• [Records provided]:
◇ ◇ ◇ ◇ ◇ ◇ ◇

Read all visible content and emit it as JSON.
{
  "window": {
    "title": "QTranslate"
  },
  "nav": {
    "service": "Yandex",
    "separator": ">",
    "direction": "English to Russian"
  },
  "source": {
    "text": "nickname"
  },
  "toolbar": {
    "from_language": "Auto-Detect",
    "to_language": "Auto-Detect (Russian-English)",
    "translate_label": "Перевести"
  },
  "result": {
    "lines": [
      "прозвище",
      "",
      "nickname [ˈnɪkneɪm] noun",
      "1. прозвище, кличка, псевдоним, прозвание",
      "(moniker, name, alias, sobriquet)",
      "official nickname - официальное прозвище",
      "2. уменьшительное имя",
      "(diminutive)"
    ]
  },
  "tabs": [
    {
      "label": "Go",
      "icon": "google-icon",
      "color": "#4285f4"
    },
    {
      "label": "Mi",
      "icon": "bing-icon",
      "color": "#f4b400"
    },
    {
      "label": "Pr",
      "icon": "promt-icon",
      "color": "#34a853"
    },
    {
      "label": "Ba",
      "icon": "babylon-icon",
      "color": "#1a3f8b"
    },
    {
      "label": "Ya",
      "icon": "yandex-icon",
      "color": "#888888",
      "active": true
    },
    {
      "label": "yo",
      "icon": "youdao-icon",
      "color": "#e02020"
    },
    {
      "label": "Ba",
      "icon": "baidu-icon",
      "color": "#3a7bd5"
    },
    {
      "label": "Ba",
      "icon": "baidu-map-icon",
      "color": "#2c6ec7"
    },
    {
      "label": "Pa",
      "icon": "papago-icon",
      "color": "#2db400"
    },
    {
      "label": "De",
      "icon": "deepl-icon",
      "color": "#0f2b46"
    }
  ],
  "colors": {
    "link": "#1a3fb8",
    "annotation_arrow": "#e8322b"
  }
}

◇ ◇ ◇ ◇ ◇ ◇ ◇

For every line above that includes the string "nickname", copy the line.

    "text": "nickname"
      "nickname [ˈnɪkneɪm] noun",
      "official nickname - официальное прозвище",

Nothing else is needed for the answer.